■ What is expected:
Retype the listing below exactly, beginning at the line that contains "Output a JSON" and ending with its last line.
....
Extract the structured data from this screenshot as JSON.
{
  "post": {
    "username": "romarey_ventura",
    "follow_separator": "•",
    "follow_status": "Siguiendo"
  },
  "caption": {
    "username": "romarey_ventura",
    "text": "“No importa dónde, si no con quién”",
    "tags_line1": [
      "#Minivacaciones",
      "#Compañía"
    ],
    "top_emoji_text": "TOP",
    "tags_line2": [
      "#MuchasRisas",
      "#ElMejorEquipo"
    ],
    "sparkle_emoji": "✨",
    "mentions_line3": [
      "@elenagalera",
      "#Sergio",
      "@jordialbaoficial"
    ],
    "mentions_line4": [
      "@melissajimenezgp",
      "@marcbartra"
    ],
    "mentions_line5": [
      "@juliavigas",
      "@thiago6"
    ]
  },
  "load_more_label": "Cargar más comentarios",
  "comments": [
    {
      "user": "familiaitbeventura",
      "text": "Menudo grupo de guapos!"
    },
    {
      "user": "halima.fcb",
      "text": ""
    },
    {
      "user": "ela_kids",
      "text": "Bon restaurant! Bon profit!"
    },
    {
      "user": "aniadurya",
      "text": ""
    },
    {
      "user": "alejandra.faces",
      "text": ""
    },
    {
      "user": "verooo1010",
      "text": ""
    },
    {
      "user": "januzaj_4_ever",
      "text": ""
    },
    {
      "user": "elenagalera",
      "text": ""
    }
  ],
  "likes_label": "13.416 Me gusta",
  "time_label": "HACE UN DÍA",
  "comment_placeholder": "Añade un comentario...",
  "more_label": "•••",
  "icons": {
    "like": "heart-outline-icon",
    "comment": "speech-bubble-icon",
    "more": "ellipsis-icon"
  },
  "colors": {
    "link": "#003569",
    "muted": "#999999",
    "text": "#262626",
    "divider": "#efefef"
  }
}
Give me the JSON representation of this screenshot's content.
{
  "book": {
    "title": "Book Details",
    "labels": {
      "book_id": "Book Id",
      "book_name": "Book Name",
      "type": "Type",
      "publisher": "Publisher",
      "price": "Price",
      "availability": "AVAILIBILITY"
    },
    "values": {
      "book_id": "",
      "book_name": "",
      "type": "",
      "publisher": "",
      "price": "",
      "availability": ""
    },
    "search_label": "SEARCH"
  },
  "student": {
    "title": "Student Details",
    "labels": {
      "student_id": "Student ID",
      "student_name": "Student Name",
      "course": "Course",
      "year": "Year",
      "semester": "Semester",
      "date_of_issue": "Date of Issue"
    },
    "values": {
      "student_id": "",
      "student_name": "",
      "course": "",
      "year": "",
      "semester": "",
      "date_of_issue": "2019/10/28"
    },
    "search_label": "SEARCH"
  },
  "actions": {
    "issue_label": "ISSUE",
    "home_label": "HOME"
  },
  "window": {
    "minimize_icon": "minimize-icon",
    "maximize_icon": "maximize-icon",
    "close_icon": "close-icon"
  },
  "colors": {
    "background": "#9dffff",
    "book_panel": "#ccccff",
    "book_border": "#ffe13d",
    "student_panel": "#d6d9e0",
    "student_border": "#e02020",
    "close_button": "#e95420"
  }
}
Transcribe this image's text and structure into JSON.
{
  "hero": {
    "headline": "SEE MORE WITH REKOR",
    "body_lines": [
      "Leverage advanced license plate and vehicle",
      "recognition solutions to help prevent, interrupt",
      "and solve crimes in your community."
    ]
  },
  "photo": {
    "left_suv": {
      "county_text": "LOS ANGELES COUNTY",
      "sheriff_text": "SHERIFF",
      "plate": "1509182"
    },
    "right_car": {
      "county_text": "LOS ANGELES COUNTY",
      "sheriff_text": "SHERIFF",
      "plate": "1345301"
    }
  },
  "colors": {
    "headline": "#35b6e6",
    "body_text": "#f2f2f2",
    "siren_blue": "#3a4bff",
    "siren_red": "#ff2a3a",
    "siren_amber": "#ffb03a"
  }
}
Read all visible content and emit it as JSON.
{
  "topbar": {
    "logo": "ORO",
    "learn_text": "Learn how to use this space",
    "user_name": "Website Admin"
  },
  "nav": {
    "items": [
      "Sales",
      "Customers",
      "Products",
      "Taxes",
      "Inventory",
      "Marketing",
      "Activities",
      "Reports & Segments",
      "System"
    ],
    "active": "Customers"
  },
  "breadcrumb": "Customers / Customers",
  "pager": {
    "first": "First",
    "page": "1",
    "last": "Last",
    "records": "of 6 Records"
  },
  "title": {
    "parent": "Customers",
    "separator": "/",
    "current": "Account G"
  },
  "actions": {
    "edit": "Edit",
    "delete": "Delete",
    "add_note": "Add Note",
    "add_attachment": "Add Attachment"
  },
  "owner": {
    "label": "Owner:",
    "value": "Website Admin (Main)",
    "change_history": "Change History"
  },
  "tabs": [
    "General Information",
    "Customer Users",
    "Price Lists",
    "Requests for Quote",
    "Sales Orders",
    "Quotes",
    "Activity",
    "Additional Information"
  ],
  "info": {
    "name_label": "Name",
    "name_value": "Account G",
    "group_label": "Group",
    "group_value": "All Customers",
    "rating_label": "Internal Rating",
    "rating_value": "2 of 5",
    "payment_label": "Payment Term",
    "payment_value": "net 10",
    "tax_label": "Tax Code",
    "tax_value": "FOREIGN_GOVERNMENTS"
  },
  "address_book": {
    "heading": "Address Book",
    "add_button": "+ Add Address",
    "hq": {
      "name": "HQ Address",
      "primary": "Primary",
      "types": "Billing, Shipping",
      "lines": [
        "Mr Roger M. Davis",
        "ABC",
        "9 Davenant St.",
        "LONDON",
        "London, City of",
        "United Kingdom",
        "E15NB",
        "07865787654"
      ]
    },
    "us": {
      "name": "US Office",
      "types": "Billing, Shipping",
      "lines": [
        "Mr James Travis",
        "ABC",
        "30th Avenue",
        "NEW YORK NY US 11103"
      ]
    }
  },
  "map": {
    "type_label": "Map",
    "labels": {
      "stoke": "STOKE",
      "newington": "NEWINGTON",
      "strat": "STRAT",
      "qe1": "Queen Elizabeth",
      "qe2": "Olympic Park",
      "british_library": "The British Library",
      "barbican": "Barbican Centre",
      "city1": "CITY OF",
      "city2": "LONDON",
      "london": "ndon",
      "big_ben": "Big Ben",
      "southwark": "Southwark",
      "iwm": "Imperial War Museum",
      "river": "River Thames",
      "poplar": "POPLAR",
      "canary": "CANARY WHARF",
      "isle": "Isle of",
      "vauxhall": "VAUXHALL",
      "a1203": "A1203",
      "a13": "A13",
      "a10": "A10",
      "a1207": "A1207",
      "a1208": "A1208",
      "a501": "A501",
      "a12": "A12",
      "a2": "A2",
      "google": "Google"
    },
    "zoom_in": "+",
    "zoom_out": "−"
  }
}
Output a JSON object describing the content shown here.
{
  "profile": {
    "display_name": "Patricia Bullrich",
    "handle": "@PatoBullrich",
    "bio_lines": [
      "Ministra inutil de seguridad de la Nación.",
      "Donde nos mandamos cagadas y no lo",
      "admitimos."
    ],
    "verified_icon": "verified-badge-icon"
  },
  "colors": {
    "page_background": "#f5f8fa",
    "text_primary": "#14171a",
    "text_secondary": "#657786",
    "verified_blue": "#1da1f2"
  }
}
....
■ Output for this task:
Output a JSON object describing the content shown here.
{
  "profile": {
    "display_name": "Patricia Bullrich",
    "handle": "@PatoBullrich",
    "bio_lines": [
      "Ministra inutil de seguridad de la Nación.",
      "Donde nos mandamos cagadas y no lo",
      "admitimos."
    ],
    "verified_icon": "verified-badge-icon"
  },
  "colors": {
    "page_background": "#f5f8fa",
    "text_primary": "#14171a",
    "text_secondary": "#657786",
    "verified_blue": "#1da1f2"
  }
}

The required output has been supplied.